**WHAT YOU SHOULD DO:**
Filter the data below, keeping only lines that contain "Robots".

[Stored dataset items]
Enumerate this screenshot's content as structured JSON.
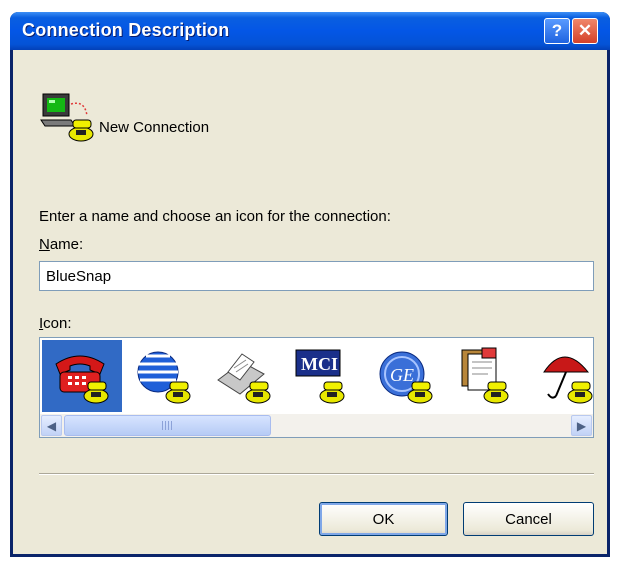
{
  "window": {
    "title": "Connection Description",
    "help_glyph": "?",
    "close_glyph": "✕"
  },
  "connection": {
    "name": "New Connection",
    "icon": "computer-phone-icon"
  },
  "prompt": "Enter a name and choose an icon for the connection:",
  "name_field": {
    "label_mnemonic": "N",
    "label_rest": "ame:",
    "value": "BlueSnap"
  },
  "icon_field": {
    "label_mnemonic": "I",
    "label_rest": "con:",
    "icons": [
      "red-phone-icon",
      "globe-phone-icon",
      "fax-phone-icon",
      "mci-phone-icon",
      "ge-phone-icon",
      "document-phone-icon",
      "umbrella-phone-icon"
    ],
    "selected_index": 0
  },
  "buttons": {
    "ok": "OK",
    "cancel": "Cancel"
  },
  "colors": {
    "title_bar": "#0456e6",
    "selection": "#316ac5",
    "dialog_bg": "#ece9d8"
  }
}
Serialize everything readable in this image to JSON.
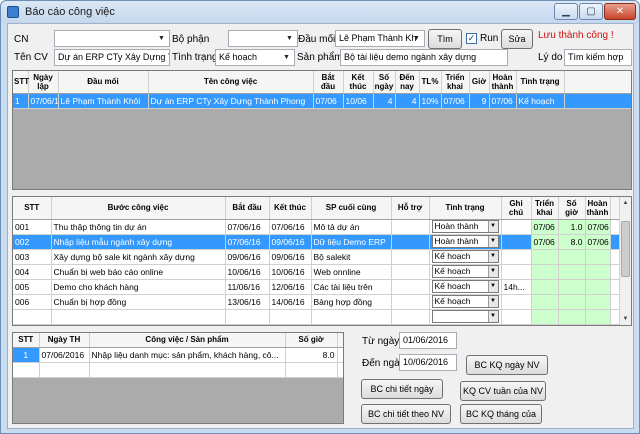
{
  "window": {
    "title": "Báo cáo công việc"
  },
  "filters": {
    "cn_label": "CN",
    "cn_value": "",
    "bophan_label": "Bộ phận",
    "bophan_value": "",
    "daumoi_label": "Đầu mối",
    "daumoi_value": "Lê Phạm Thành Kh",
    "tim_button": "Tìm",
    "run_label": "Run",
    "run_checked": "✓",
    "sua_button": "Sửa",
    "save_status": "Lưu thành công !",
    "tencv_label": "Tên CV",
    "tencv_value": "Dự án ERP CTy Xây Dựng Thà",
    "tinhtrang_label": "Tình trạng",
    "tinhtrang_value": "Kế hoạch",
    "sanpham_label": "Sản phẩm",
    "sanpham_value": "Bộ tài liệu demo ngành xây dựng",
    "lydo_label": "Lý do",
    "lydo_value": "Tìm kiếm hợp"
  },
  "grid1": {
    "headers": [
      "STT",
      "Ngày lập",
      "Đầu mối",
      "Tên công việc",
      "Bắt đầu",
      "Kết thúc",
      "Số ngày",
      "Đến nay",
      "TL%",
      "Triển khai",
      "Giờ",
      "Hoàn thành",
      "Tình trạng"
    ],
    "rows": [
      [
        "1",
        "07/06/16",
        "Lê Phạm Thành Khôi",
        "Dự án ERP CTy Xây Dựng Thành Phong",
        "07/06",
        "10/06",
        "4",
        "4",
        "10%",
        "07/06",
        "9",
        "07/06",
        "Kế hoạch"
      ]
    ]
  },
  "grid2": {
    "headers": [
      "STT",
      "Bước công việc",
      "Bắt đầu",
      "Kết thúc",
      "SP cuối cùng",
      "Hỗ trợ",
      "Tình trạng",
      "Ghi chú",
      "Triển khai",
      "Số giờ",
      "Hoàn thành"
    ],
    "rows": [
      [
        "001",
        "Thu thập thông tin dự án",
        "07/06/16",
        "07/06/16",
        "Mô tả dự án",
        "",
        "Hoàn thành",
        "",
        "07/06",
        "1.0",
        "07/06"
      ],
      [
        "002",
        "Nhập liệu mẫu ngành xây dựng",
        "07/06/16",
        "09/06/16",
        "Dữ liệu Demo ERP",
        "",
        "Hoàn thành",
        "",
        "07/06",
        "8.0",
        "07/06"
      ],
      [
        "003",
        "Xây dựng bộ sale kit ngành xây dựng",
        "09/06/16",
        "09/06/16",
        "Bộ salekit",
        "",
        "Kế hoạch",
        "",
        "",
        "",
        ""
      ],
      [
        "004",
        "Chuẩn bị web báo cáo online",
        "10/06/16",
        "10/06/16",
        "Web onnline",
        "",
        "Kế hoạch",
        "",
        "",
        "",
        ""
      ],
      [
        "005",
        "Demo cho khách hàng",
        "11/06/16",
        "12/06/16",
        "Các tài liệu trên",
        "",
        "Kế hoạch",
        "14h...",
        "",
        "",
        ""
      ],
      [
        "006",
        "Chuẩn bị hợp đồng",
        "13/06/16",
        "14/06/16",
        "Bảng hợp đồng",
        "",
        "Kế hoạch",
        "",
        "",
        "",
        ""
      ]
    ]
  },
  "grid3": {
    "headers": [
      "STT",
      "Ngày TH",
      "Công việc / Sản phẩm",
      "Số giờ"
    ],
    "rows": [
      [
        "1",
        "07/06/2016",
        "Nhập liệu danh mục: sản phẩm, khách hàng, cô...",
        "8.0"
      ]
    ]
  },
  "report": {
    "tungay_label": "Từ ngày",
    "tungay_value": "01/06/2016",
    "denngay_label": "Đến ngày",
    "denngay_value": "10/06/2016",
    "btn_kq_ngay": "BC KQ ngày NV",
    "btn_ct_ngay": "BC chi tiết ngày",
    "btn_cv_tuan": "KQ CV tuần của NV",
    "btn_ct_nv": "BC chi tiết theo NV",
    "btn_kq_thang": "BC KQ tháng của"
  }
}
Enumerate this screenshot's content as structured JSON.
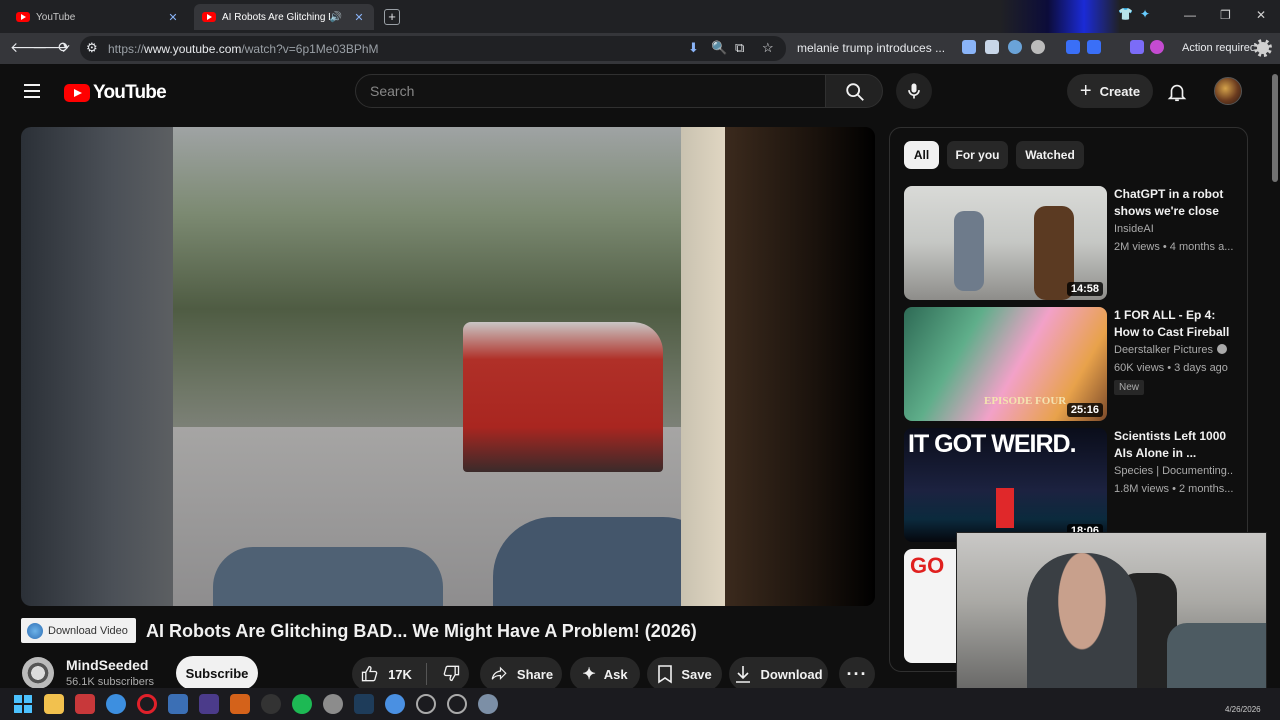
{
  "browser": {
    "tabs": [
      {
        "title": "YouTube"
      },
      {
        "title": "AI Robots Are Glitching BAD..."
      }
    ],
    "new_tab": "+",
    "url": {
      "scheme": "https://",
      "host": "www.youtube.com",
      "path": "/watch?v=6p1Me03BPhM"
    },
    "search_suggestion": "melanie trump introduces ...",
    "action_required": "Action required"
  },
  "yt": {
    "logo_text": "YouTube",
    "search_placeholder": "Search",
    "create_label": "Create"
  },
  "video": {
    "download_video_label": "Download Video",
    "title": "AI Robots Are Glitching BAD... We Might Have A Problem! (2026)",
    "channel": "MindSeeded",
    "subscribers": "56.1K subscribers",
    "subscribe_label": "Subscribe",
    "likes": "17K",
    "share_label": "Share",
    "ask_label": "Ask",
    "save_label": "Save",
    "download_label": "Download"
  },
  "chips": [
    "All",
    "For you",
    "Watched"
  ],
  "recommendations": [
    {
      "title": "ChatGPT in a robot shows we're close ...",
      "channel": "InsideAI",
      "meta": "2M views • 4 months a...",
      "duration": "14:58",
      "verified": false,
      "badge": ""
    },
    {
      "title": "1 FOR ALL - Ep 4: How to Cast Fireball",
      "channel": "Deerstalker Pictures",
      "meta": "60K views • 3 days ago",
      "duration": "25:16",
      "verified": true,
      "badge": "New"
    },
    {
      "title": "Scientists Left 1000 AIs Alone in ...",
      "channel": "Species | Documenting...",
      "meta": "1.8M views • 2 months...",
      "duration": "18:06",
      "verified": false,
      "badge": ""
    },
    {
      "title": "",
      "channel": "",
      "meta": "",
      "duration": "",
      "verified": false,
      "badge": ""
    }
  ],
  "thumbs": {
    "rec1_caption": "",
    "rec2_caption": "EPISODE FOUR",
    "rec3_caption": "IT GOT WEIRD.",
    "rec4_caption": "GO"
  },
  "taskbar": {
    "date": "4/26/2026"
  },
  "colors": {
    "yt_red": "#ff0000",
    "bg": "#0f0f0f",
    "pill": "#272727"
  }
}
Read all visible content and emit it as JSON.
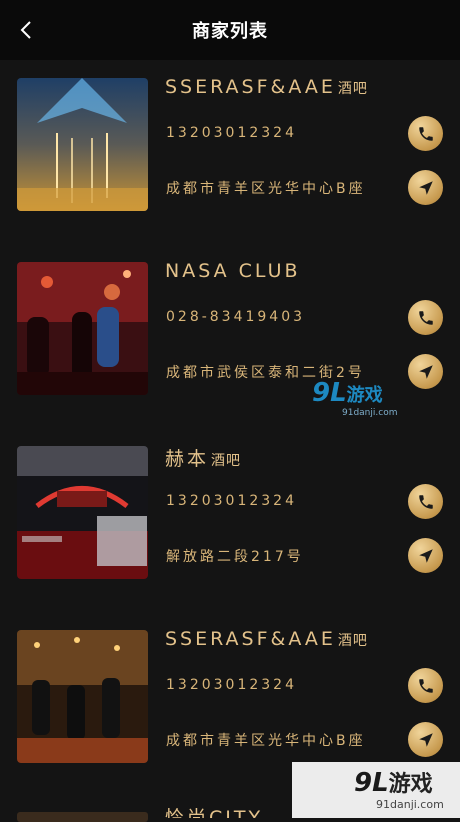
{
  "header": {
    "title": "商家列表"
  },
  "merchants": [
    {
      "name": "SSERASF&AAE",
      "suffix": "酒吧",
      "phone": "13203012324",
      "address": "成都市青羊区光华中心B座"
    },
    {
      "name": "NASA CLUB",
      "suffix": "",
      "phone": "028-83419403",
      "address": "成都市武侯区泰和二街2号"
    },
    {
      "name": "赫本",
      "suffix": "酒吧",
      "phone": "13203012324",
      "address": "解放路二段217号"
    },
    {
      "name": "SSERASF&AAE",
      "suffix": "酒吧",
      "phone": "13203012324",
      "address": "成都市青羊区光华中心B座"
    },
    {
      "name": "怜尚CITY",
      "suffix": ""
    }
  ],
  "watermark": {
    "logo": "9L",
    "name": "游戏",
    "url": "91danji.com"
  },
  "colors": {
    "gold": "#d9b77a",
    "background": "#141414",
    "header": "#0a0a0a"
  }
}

**EXPECTED OUTPUT:**
        "title": "AI Robots Are Glitching BAD..."
    "title": "AI Robots Are Glitching BAD... We Might Have A Problem! (2026)",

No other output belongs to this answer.